Appellate counsel apply their skills to any types of cases: traditional negligence cases, criminal cases, domestic relations, and other business and contractual disputes. Many people do not recognize that appellate counsel are useful when seeking a permit or to maintain a professional license in ensuring the record justifying the decision is present if an appeal is needed.
Why do attorneys engage an appellate counsel?
Lots of reasons, but most boil down to the simple fact that an appellate counsel has handled more appeals. As a result, the appellate counsel is quicker at recognizing procedural issues and identifying issues that will resonate with an appellate court. An appellate counsel has significant oral argument experience and is willing to perform it for you or advise on technique and preparation.

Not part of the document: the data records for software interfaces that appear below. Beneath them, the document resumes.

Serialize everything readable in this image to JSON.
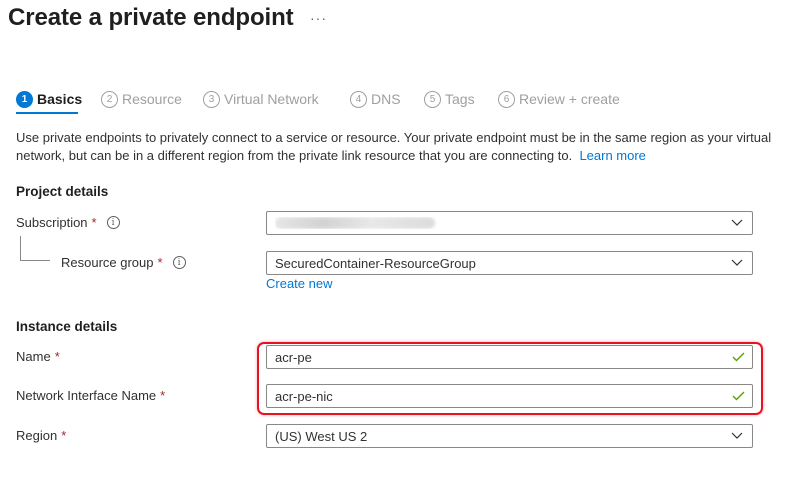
{
  "page": {
    "title": "Create a private endpoint",
    "more_label": "···"
  },
  "steps": [
    {
      "num": "1",
      "label": "Basics",
      "active": true
    },
    {
      "num": "2",
      "label": "Resource",
      "active": false
    },
    {
      "num": "3",
      "label": "Virtual Network",
      "active": false
    },
    {
      "num": "4",
      "label": "DNS",
      "active": false
    },
    {
      "num": "5",
      "label": "Tags",
      "active": false
    },
    {
      "num": "6",
      "label": "Review + create",
      "active": false
    }
  ],
  "intro": {
    "text": "Use private endpoints to privately connect to a service or resource. Your private endpoint must be in the same region as your virtual network, but can be in a different region from the private link resource that you are connecting to.",
    "link": "Learn more"
  },
  "project": {
    "heading": "Project details",
    "subscription_label": "Subscription",
    "subscription_value_redacted": true,
    "resource_group_label": "Resource group",
    "resource_group_value": "SecuredContainer-ResourceGroup",
    "create_new": "Create new"
  },
  "instance": {
    "heading": "Instance details",
    "name_label": "Name",
    "name_value": "acr-pe",
    "nic_label": "Network Interface Name",
    "nic_value": "acr-pe-nic",
    "region_label": "Region",
    "region_value": "(US) West US 2"
  },
  "common": {
    "required_mark": "*",
    "info_glyph": "i"
  },
  "icons": {
    "dropdown": "chevron-down-icon",
    "valid": "checkmark-icon",
    "info": "info-icon"
  },
  "colors": {
    "accent": "#0078d4",
    "required": "#a4262c",
    "valid": "#57a300",
    "highlight": "#e81123"
  }
}
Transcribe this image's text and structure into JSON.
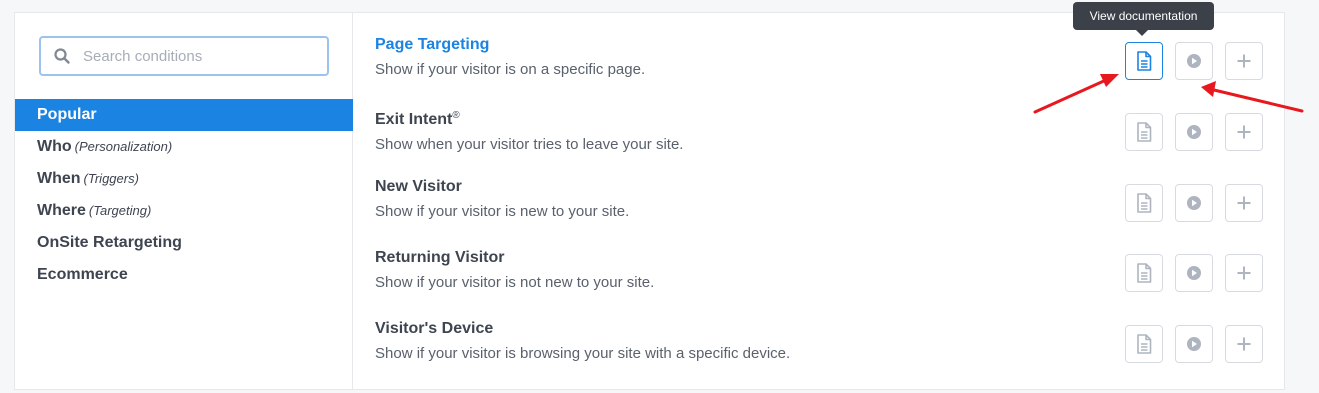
{
  "search": {
    "placeholder": "Search conditions",
    "value": ""
  },
  "sidebar": {
    "items": [
      {
        "label": "Popular",
        "sub": "",
        "active": true
      },
      {
        "label": "Who",
        "sub": "(Personalization)",
        "active": false
      },
      {
        "label": "When",
        "sub": "(Triggers)",
        "active": false
      },
      {
        "label": "Where",
        "sub": "(Targeting)",
        "active": false
      },
      {
        "label": "OnSite Retargeting",
        "sub": "",
        "active": false
      },
      {
        "label": "Ecommerce",
        "sub": "",
        "active": false
      }
    ]
  },
  "conditions": [
    {
      "title": "Page Targeting",
      "mark": "",
      "description": "Show if your visitor is on a specific page.",
      "highlighted": true
    },
    {
      "title": "Exit Intent",
      "mark": "®",
      "description": "Show when your visitor tries to leave your site.",
      "highlighted": false
    },
    {
      "title": "New Visitor",
      "mark": "",
      "description": "Show if your visitor is new to your site.",
      "highlighted": false
    },
    {
      "title": "Returning Visitor",
      "mark": "",
      "description": "Show if your visitor is not new to your site.",
      "highlighted": false
    },
    {
      "title": "Visitor's Device",
      "mark": "",
      "description": "Show if your visitor is browsing your site with a specific device.",
      "highlighted": false
    }
  ],
  "tooltip": {
    "text": "View documentation"
  },
  "icons": {
    "search": "search-icon",
    "documentation": "document-icon",
    "video": "play-icon",
    "add": "plus-icon"
  },
  "colors": {
    "accent": "#1b84e2",
    "text": "#3e4551",
    "muted_icon": "#aeb5c0",
    "tooltip_bg": "#3c4048",
    "annotation_arrow": "#e8191e"
  }
}
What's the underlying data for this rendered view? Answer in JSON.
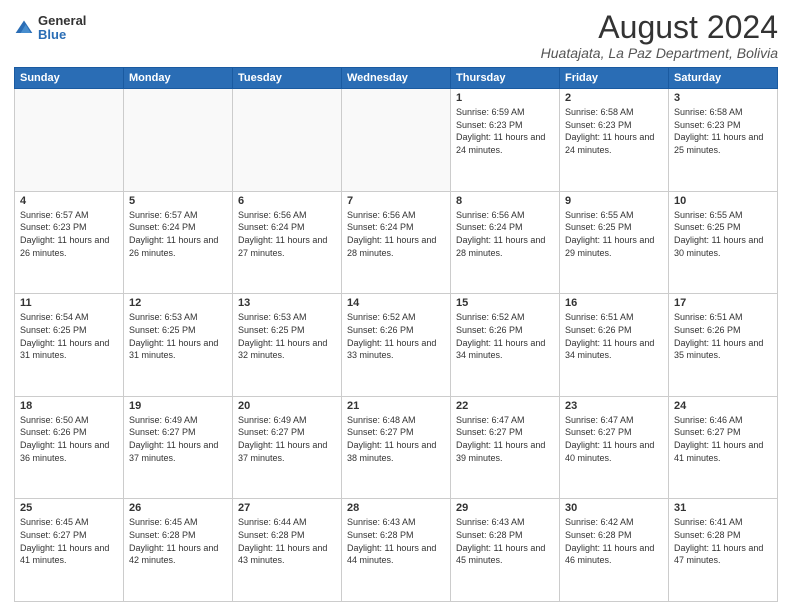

I’m an attorney thinking about retaining appellate counsel. When’s the right time to engage?
An appellate counsel provides more value the earlier they are retained, but can assist at any stage. At trial, they provide knowledge in positioning the record and the judgment to make sure all arguments are preserved. They can assist or handle in the technical requirements, brief writing, oral argument preparation and oral argument itself. They can assist in motions practice and evaluating further appeal.
If I introduce my client to an appellate counsel, won’t they try to take the relationship?
A good appellate counsel recognizes that they were referred a client for the benefit of their knowledge. They work hand-in-hand with the referring counsel to demonstrate that the right tool is being used for the right job (success on appeal). Taking clients is bad for future business.
Appellate counsel only handle appeals, right?
Nope. An appellate litigator needs to be an experienced trial court litigator. From pleadings, discovery, the evidentiary rules, dispositive motions and trial procedure, a good appellate counsel has a breadth of experience that informs strategy and decision-making after appeal.
Aren’t trial attorneys good appellate litigators?
Everyone with a law license can handle an appeal. But should they? Is a day-to-day trial court litigator familiar with the applicable rules, the judge’s expectations, the idiosyncrasies of that particular appellate district? Does a trial court litigator know all the ways to win that don’t require a full merits opinion?